Picture of doctor performing a skin cancer screeningOne type of skin cancer screening is a skin exam. Individuals can check their own skin at least monthly and look for any irregularities. If they find any suspicious spots on the skin, they should report these to their doctor so he or she can examine the spot further. The importance of this for a person that has already had skin cancer cannot be underestimated. Melanomas cancer cells usually start their growth in the first layer of skin called the epidermis. Since this is the top layer of skin, growth can be seen with the human eye. If the person and the doctor are observant, this can result in the cancer being found early and the risk of the cancer spreading reduced.

Biopsy

During the skin exam, if an irregular spot is noticed on the skin, the doctor will probably do a biopsy. A biopsy involves removing as much of the area as possible. The sample from the biopsied area is then taken to a pathologist who looks at the tissue under a microscope to examine for cancer cells.
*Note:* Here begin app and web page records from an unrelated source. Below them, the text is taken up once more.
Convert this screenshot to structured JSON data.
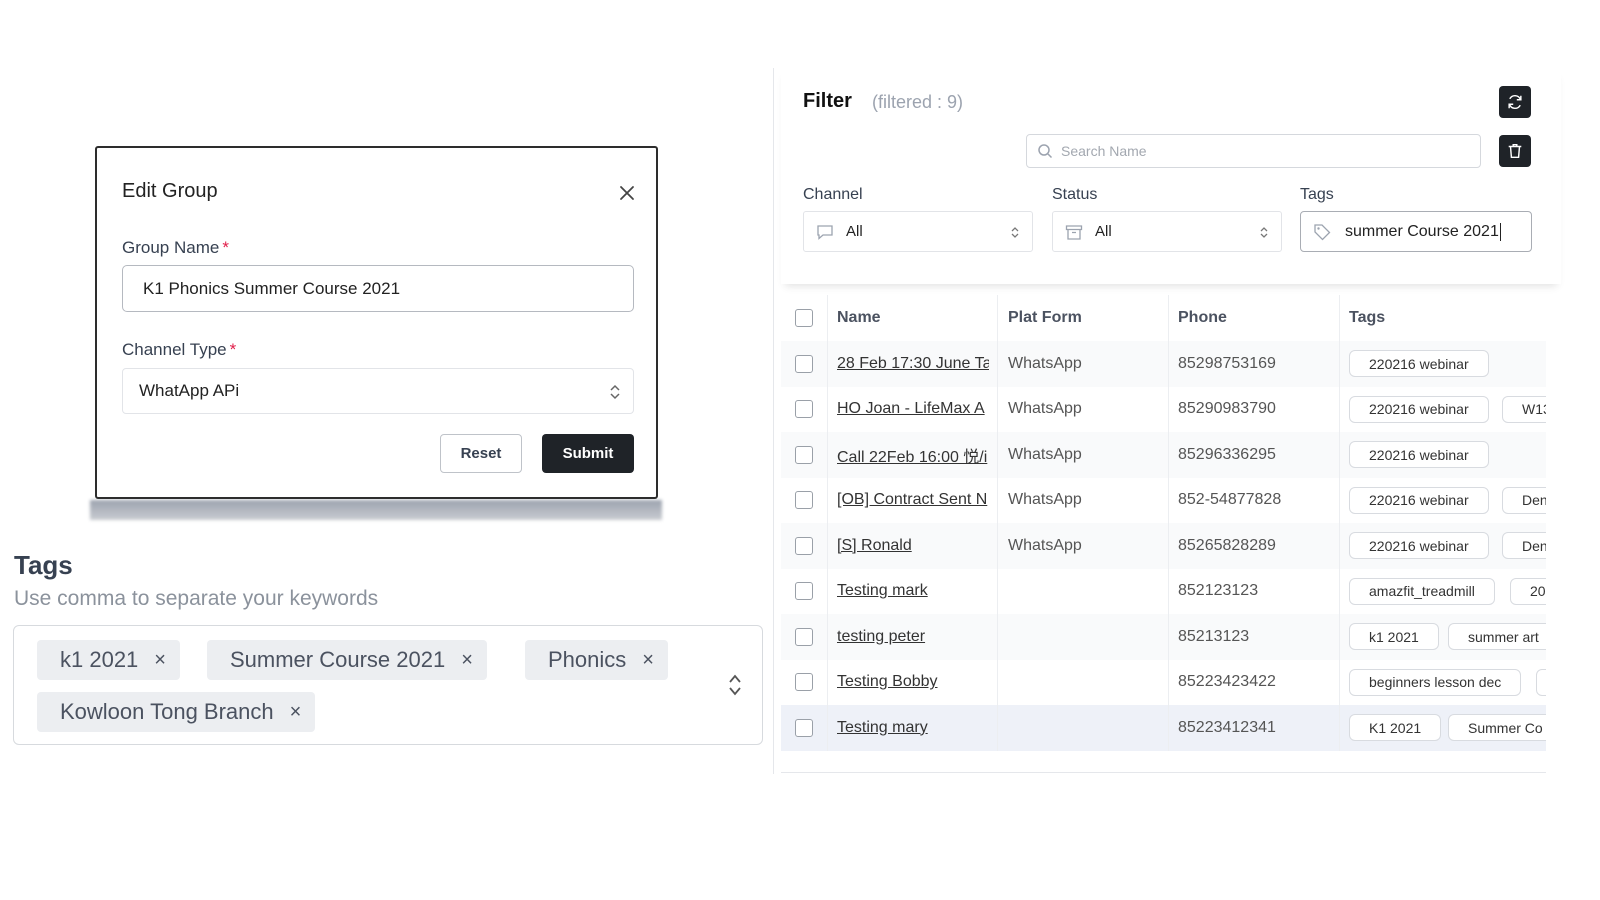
{
  "edit_group": {
    "title": "Edit Group",
    "group_name_label": "Group Name",
    "required_mark": "*",
    "group_name_value": "K1 Phonics Summer Course 2021",
    "channel_type_label": "Channel Type",
    "channel_type_value": "WhatApp APi",
    "reset_label": "Reset",
    "submit_label": "Submit",
    "icons": {
      "close": "close-icon",
      "select": "chevron-updown-icon"
    }
  },
  "tags_input": {
    "title": "Tags",
    "help": "Use comma to separate your keywords",
    "remove_glyph": "×",
    "chips": [
      "k1 2021",
      "Summer Course 2021",
      "Phonics",
      "Kowloon Tong Branch"
    ]
  },
  "filter": {
    "title": "Filter",
    "count": "(filtered : 9)",
    "search_placeholder": "Search Name",
    "channel_label": "Channel",
    "channel_value": "All",
    "status_label": "Status",
    "status_value": "All",
    "tags_label": "Tags",
    "tags_value": "summer Course 2021",
    "icons": {
      "refresh": "refresh-icon",
      "delete": "trash-icon",
      "search": "search-icon",
      "channel": "chat-icon",
      "status": "archive-icon",
      "tags": "tag-icon"
    },
    "colors": {
      "icon_button": "#1f2328",
      "selected_row": "#eef1f8"
    }
  },
  "table": {
    "headers": {
      "name": "Name",
      "platform": "Plat Form",
      "phone": "Phone",
      "tags": "Tags"
    },
    "rows": [
      {
        "name": "28 Feb 17:30 June Ta",
        "platform": "WhatsApp",
        "phone": "85298753169",
        "tags": [
          "220216 webinar"
        ]
      },
      {
        "name": "HO Joan - LifeMax A",
        "platform": "WhatsApp",
        "phone": "85290983790",
        "tags": [
          "220216 webinar",
          "W13"
        ]
      },
      {
        "name": "Call 22Feb 16:00 悦/i",
        "platform": "WhatsApp",
        "phone": "85296336295",
        "tags": [
          "220216 webinar"
        ]
      },
      {
        "name": "[OB] Contract Sent N",
        "platform": "WhatsApp",
        "phone": "852-54877828",
        "tags": [
          "220216 webinar",
          "Den"
        ]
      },
      {
        "name": "[S] Ronald",
        "platform": "WhatsApp",
        "phone": "85265828289",
        "tags": [
          "220216 webinar",
          "Den"
        ]
      },
      {
        "name": "Testing mark",
        "platform": "",
        "phone": "852123123",
        "tags": [
          "amazfit_treadmill",
          "20"
        ]
      },
      {
        "name": "testing peter",
        "platform": "",
        "phone": "85213123",
        "tags": [
          "k1 2021",
          "summer art"
        ]
      },
      {
        "name": "Testing Bobby",
        "platform": "",
        "phone": "85223423422",
        "tags": [
          "beginners lesson dec",
          ""
        ]
      },
      {
        "name": "Testing mary",
        "platform": "",
        "phone": "85223412341",
        "tags": [
          "K1 2021",
          "Summer Co"
        ]
      }
    ]
  }
}
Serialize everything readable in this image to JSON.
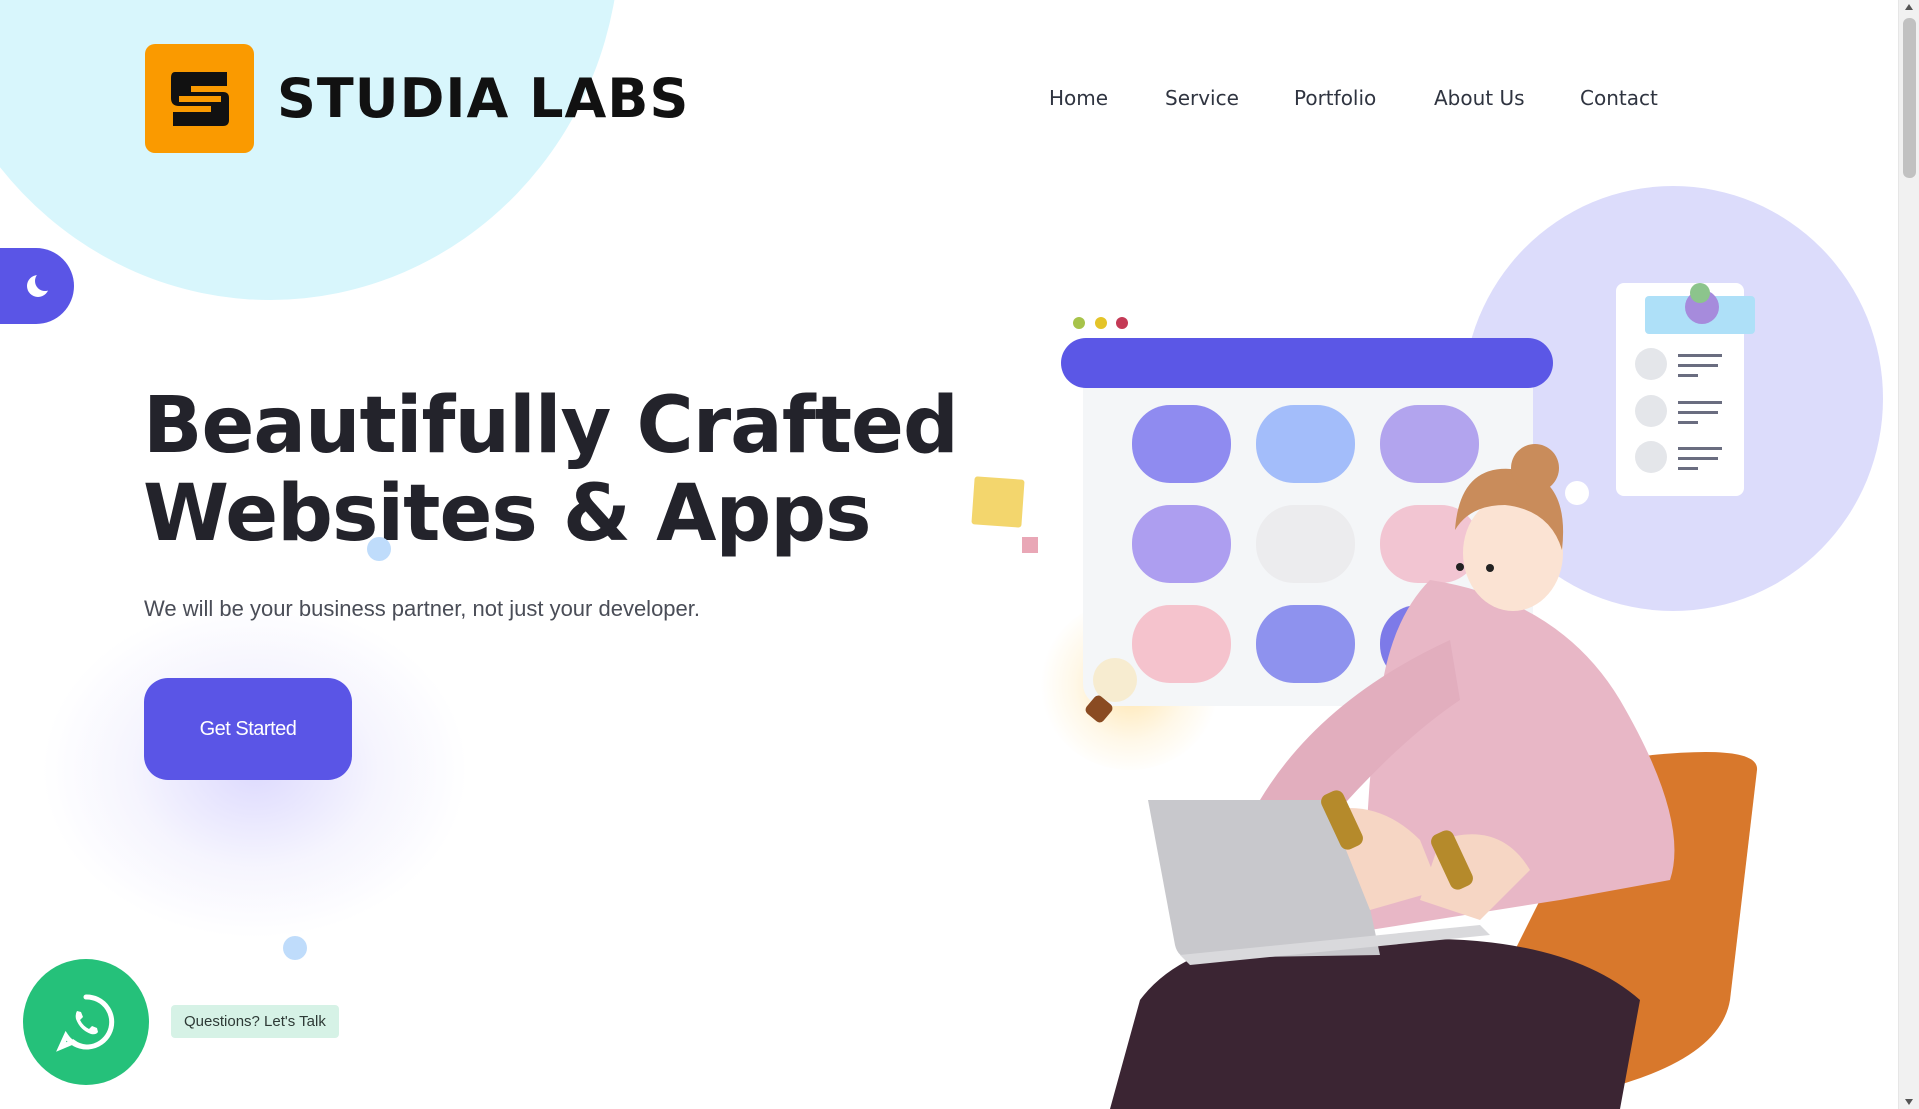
{
  "brand": {
    "name": "STUDIA LABS",
    "logo_icon": "studia-s-logo",
    "logo_color": "#fa9a00"
  },
  "nav": {
    "items": [
      {
        "label": "Home"
      },
      {
        "label": "Service"
      },
      {
        "label": "Portfolio"
      },
      {
        "label": "About Us"
      },
      {
        "label": "Contact"
      }
    ]
  },
  "theme_toggle": {
    "icon": "moon-icon",
    "color": "#5a55e6"
  },
  "hero": {
    "title_line1": "Beautifully Crafted",
    "title_line2": "Websites & Apps",
    "subtitle": "We will be your business partner, not just your developer.",
    "cta_label": "Get Started"
  },
  "whatsapp": {
    "icon": "whatsapp-icon",
    "label": "Questions? Let's Talk",
    "color": "#25c17a"
  },
  "colors": {
    "accent": "#5a55e6",
    "text": "#23232b",
    "blob_cyan": "#d8f6fc",
    "blob_lilac": "#dcdcfb"
  }
}
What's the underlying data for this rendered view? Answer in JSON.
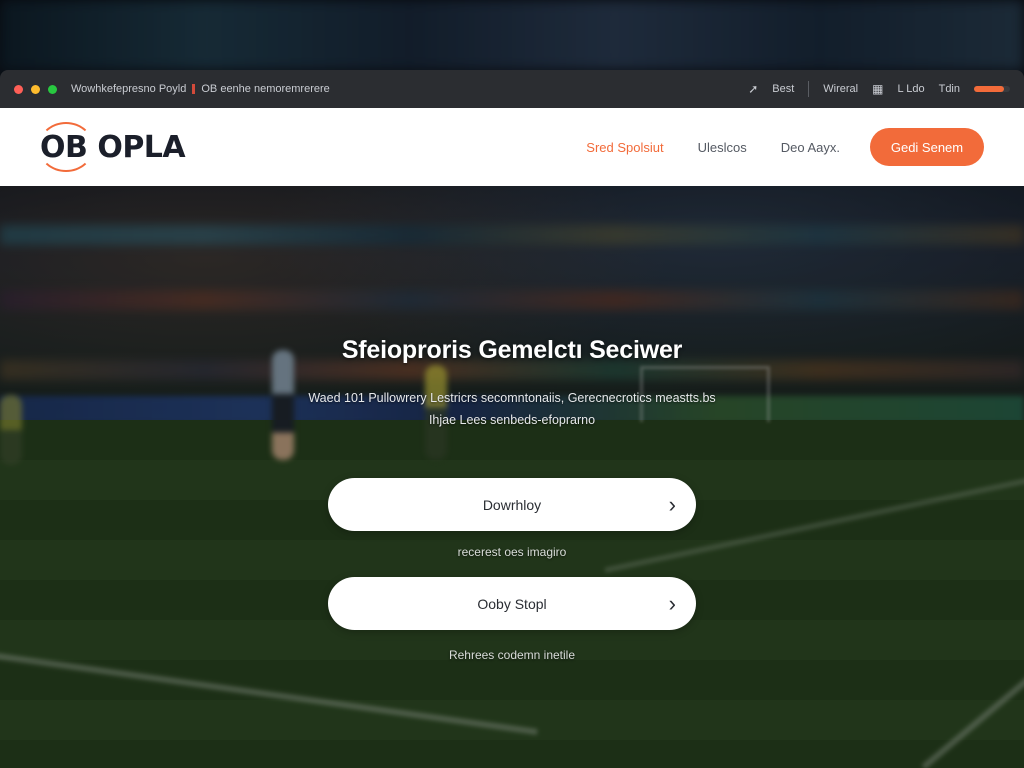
{
  "browser": {
    "tab_title": "Wowhkefepresno Poyld",
    "tab_title_2": "OB eenhe nemoremrerere",
    "right_items": [
      "Best",
      "Wireral",
      "L Ldo",
      "Tdin"
    ]
  },
  "header": {
    "logo": "OB OPLA",
    "nav": [
      "Sred Spolsiut",
      "Uleslcos",
      "Deo Aayx."
    ],
    "cta": "Gedi Senem"
  },
  "hero": {
    "title": "Sfeioproris Gemelctı Seciwer",
    "subtitle_line1": "Waed 101 Pullowrery  Lestricrs secomntonaiis, Gerecnecrotics meastts.bs",
    "subtitle_line2": "Ihjae Lees senbeds-efoprarno"
  },
  "actions": [
    {
      "label": "Dowrhloy",
      "caption": "recerest oes imagiro"
    },
    {
      "label": "Ooby Stopl",
      "caption": "Rehrees codemn inetile"
    }
  ],
  "colors": {
    "accent": "#f26b3a",
    "header_bg": "#ffffff",
    "chrome_bg": "#2b2d31"
  },
  "icons": {
    "nav_arrow": "arrow-icon",
    "chevron": "chevron-right-icon"
  }
}
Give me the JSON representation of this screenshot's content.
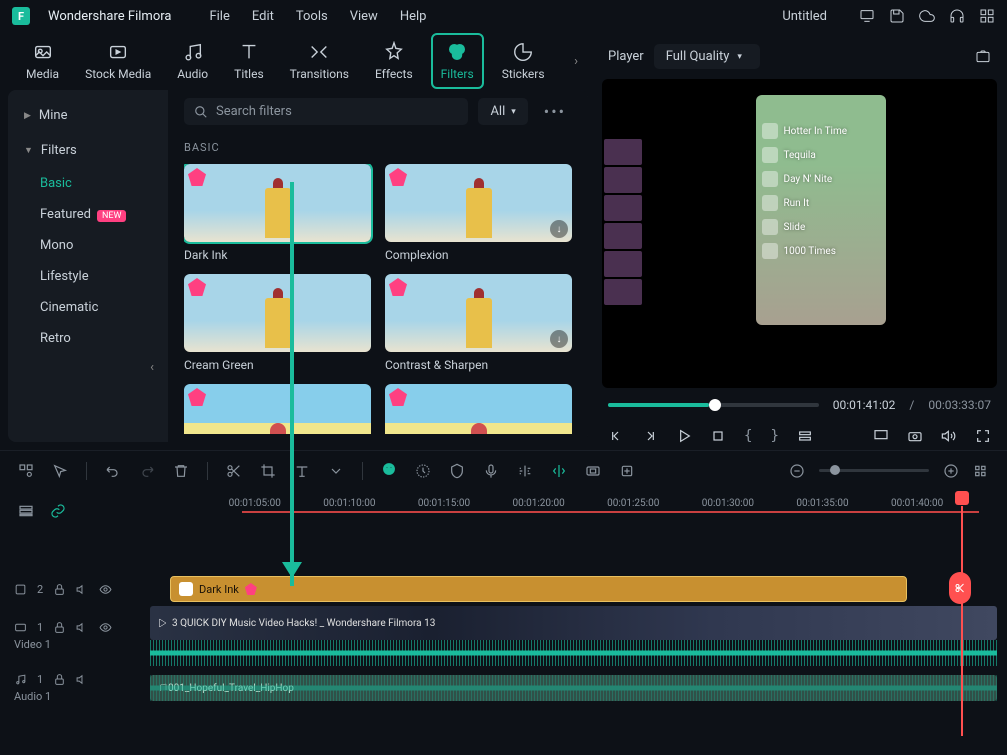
{
  "titlebar": {
    "appname": "Wondershare Filmora",
    "menus": [
      "File",
      "Edit",
      "Tools",
      "View",
      "Help"
    ],
    "project": "Untitled"
  },
  "mediatabs": [
    {
      "id": "media",
      "label": "Media"
    },
    {
      "id": "stock",
      "label": "Stock Media"
    },
    {
      "id": "audio",
      "label": "Audio"
    },
    {
      "id": "titles",
      "label": "Titles"
    },
    {
      "id": "transitions",
      "label": "Transitions"
    },
    {
      "id": "effects",
      "label": "Effects"
    },
    {
      "id": "filters",
      "label": "Filters"
    },
    {
      "id": "stickers",
      "label": "Stickers"
    }
  ],
  "sidebar": {
    "top1": "Mine",
    "top2": "Filters",
    "subs": [
      "Basic",
      "Featured",
      "Mono",
      "Lifestyle",
      "Cinematic",
      "Retro"
    ],
    "active": "Basic",
    "featured_new": "NEW"
  },
  "search": {
    "placeholder": "Search filters",
    "dropdown": "All"
  },
  "section": "BASIC",
  "cards": [
    {
      "label": "Dark Ink",
      "selected": true
    },
    {
      "label": "Complexion"
    },
    {
      "label": "Cream Green"
    },
    {
      "label": "Contrast & Sharpen"
    },
    {
      "label": ""
    },
    {
      "label": ""
    }
  ],
  "player": {
    "title": "Player",
    "quality": "Full Quality",
    "items": [
      "Hotter In Time",
      "Tequila",
      "Day N' Nite",
      "Run It",
      "Slide",
      "1000 Times"
    ],
    "current": "00:01:41:02",
    "duration": "00:03:33:07"
  },
  "ruler": [
    "00:01:05:00",
    "00:01:10:00",
    "00:01:15:00",
    "00:01:20:00",
    "00:01:25:00",
    "00:01:30:00",
    "00:01:35:00",
    "00:01:40:00"
  ],
  "tracks": {
    "filter_clip": "Dark Ink",
    "video_label": "Video 1",
    "video_clip": "3 QUICK DIY Music Video Hacks! _ Wondershare Filmora 13",
    "audio_label": "Audio 1",
    "audio_clip": "001_Hopeful_Travel_HipHop"
  }
}
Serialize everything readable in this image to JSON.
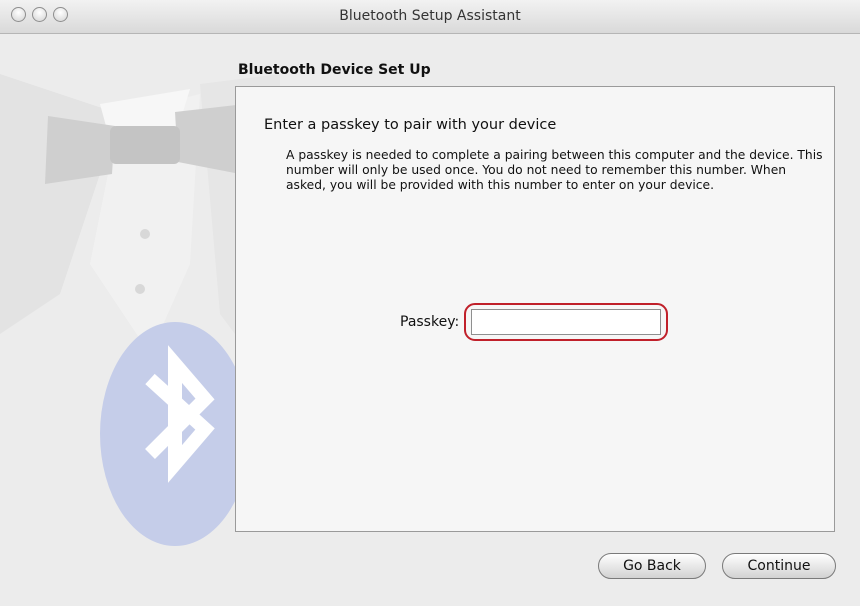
{
  "window": {
    "title": "Bluetooth Setup Assistant"
  },
  "section": {
    "heading": "Bluetooth Device Set Up"
  },
  "panel": {
    "heading": "Enter a passkey to pair with your device",
    "description": "A passkey is needed to complete a pairing between this computer and the device. This number will only be used once. You do not need to remember this number. When asked, you will be provided with this number to enter on your device.",
    "passkey_label": "Passkey:",
    "passkey_value": ""
  },
  "buttons": {
    "back": "Go Back",
    "continue": "Continue"
  },
  "colors": {
    "highlight": "#c0202a",
    "bluetooth_badge": "#c5cde9"
  },
  "icons": {
    "sidebar_art": "tuxedo-with-bluetooth-badge",
    "traffic_lights": [
      "close-icon",
      "minimize-icon",
      "zoom-icon"
    ]
  }
}
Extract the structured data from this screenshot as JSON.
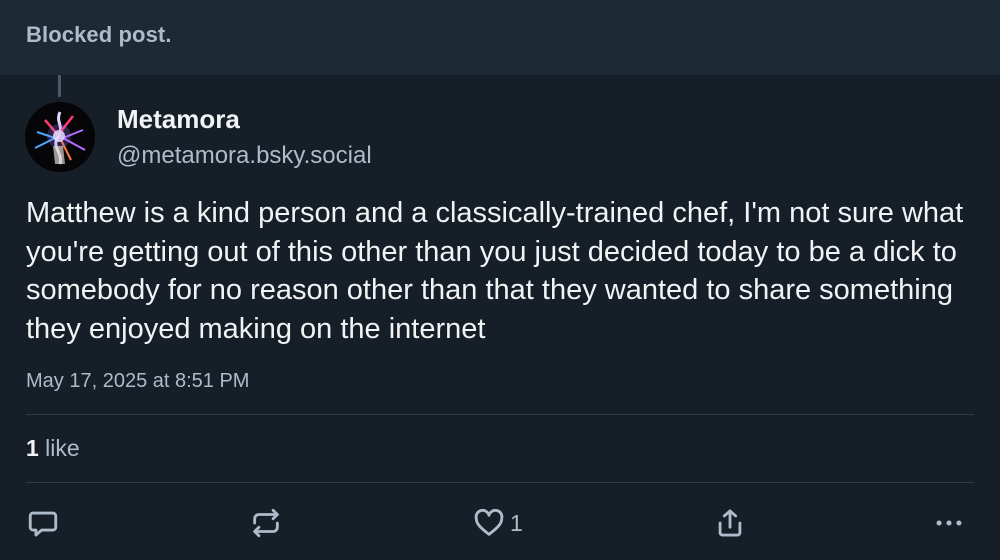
{
  "notice": {
    "text": "Blocked post."
  },
  "post": {
    "author": {
      "display_name": "Metamora",
      "handle": "@metamora.bsky.social",
      "avatar_icon": "abstract-colorful-avatar"
    },
    "text": "Matthew is a kind person and a classically-trained chef, I'm not sure what you're getting out of this other than you just decided today to be a dick to somebody for no reason other than that they wanted to share something they enjoyed making on the internet",
    "timestamp": "May 17, 2025 at 8:51 PM",
    "stats": {
      "likes_count": "1",
      "likes_label": " like"
    },
    "actions": {
      "reply_icon": "speech-bubble-icon",
      "repost_icon": "repost-arrows-icon",
      "like_icon": "heart-icon",
      "like_count": "1",
      "share_icon": "share-upload-icon",
      "more_icon": "ellipsis-icon"
    }
  },
  "colors": {
    "background": "#161e27",
    "notice_background": "#1e2936",
    "primary_text": "#f1f3f5",
    "secondary_text": "#aebbc9",
    "divider": "#2e3c4b"
  }
}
As with any diagnosis, it is good to get a second opinion. Especially in the case of skin cancer as it can be difficult to determine if the sample is cancerous or not.

Screening risks

The person should also ask his or her doctor about any risks associated with the screening. One risk is receiving a false positive. The test could show that a person has skin cancer when in reality they do not. This could lead the person to feel uneasiness or dread when there is no reason for it. The person could receive a more serious test such as a biopsy which in this case would be unnecessary. Another risk is a false negative. The test could show that a person does not have skin cancer when in reality they do. The person may feel safe and not pursue further testing. Because of the surgical nature of a biopsy, scarring and infection are possible risk factors to consider. Even though there are risks involved with screening for skin cancer, it does not mean it should be avoided.

Even if a person has no symptoms of skin cancer, it is important that he or she is aware of examining their own skin. If any abnormal spots are found, they should give them attention right away. When people are examined by a qualified doctor, they can be assured of a proper diagnosis and receiving needed treatment immediately.